Was that a mistake? Perhaps. Certainly, journalists are too often reluctant to admit in print that the story they’re writing may well impact the issue they’re covering. That reluctance is manifest in everything from style (the choice to use “this reporter,” for example, instead of “I”) to content, as evidenced by the lack of acknowledgment in this reporter’s New York Times story about publicity that a New York Times story itself is something of a publicity coup.
There are other examples: The New York Times fronted a piece about a year ago about rumors that Dick Cheney would be dropped from the Republican ticket before the election. Nowhere in the piece did the Times acknowledge its own role (though its page-one placement) in pushing what Jack Shafer, in his takedown of the piece, called “baseless rumors.” Other speculative pieces fall into the same trap; at the moment, the breathless articles and commentary on who might be the Supreme Court nominee, which are reminiscent of similar pieces on the “Veepstakes” during the campaign, rarely acknowledge that many of the people quoted therein have agendas and use news stories either as trial balloons or to attempt to impact the outcome.
Instead, political reporters tend to write as though they’re sports reporters, sitting in the press box looking down at the players on the field, removed from the action. But they’re not. They’re actually down on the field, impacting the game as they cover it. They block the paths of baserunners, get in the way of center fielders tracking fly balls, and criticize a batter’s stance even as he’s batting. And yet they pretend that they’re sequestered away in the stands, far away from the events unfolding before them.
Would Howard Dean have gained his hothead reputation had the press not amplified “The Scream?” Would Dan Quayle have become famous for stupidity had the media not sent the potato(e) incident bouncing through the echo chamber? It’s not that there isn’t an element of truth in the popular images of these men, but in both cases, the coverage itself shaped both their reputations — and their success, or lack thereof. It seems disingenuous for reporters to act as though they’re above it all, or that their readers don’t need some context about the impact of the reporting itself.
Which is not to say that every story should be an exercise in meta-journalism. Yesterday, in the Times, Edward Wyatt came close to doing it right, but didn’t quite straddle the line. His story was about the security efforts around the new Harry Potter book; it was also, of course, a buzzmaker for the book itself. As for the story’s acknowledgment of its role, consider this passage:
On Monday, Amazon.com is to invite reporters and photographers into its distribution center in Fernley, Nev., to let them see its packing and shipping operations. Barnes & Noble invited photographers into its northeast distribution center last month for a similar photo opportunity.

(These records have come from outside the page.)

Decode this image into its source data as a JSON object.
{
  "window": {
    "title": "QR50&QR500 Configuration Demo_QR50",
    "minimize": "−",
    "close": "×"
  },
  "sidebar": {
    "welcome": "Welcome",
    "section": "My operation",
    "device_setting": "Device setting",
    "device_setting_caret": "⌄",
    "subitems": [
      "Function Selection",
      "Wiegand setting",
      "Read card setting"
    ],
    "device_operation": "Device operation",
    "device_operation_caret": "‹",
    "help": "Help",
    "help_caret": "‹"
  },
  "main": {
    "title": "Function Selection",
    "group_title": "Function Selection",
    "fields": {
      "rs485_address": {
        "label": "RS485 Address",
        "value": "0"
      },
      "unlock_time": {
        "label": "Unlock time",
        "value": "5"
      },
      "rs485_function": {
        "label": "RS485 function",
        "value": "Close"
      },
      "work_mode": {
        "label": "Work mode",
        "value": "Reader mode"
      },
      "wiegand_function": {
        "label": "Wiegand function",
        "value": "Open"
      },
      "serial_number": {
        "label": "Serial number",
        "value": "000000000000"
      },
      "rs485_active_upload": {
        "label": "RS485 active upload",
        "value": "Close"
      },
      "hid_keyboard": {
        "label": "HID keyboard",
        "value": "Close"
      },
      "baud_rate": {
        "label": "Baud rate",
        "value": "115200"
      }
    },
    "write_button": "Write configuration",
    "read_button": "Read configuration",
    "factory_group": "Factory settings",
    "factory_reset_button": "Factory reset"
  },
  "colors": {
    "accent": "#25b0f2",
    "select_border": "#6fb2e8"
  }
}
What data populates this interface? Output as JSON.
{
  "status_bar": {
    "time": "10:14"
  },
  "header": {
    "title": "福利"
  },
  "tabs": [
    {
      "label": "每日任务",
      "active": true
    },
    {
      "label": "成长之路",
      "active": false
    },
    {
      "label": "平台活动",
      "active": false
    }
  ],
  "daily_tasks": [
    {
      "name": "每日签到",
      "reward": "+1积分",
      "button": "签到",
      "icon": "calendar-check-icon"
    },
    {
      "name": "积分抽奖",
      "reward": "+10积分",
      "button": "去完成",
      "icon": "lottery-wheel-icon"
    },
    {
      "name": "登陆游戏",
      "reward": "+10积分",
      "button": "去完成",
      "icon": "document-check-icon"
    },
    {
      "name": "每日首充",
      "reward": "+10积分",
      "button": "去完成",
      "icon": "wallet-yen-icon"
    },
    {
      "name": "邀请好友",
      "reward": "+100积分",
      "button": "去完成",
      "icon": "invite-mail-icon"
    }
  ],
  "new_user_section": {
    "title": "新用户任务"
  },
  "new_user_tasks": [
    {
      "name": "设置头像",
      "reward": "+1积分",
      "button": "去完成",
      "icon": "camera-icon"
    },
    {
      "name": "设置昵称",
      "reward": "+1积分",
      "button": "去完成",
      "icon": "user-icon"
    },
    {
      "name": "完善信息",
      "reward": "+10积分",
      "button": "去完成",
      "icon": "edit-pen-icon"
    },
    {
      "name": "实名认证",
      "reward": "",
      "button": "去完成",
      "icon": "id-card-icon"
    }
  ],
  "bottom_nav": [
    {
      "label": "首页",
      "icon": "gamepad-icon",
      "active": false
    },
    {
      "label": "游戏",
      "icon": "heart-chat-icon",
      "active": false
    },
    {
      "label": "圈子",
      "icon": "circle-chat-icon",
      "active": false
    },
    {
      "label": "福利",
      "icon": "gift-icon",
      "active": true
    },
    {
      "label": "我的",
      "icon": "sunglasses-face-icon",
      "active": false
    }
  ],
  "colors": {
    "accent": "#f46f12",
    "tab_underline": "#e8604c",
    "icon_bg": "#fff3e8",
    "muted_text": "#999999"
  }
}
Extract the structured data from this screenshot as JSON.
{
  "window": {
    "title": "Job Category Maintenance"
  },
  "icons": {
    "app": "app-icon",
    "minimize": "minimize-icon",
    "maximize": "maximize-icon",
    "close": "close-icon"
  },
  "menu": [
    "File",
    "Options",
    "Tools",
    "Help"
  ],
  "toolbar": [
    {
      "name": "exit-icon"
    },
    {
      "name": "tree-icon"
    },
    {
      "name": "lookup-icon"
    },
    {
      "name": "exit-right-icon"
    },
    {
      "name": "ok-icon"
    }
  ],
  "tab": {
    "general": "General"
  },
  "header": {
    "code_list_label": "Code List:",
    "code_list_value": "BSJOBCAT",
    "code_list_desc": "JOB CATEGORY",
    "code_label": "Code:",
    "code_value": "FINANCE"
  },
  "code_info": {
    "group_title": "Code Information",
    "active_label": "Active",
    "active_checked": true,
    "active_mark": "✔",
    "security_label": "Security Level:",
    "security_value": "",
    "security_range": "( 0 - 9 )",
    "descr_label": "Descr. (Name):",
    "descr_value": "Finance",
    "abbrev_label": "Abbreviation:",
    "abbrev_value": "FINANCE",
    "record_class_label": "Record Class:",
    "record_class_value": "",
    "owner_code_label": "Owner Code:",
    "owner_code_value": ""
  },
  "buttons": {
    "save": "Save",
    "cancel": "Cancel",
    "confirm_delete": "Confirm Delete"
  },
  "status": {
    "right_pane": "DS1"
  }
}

“Of course we’d rather they didn’t do that,” [Barbara Marcus, who oversees the children’s book division of Scholastic Inc., which is publishing the book] said last week. “It’s really not the story. We’d rather it be about what a fabulous reading experience this is, and the fact that J. K. Rowling is turning so many kids on to reading.”
Sometimes the companies want both their security and the publicity. Barnes & Noble, for example, trumpeted its photo opportunity and the location of its warehouse in a press release issued through wire services and posted on the company’s Web site. But officials also declined to discuss other security arrangements and asked reporters not to reveal the warehouse’s whereabouts.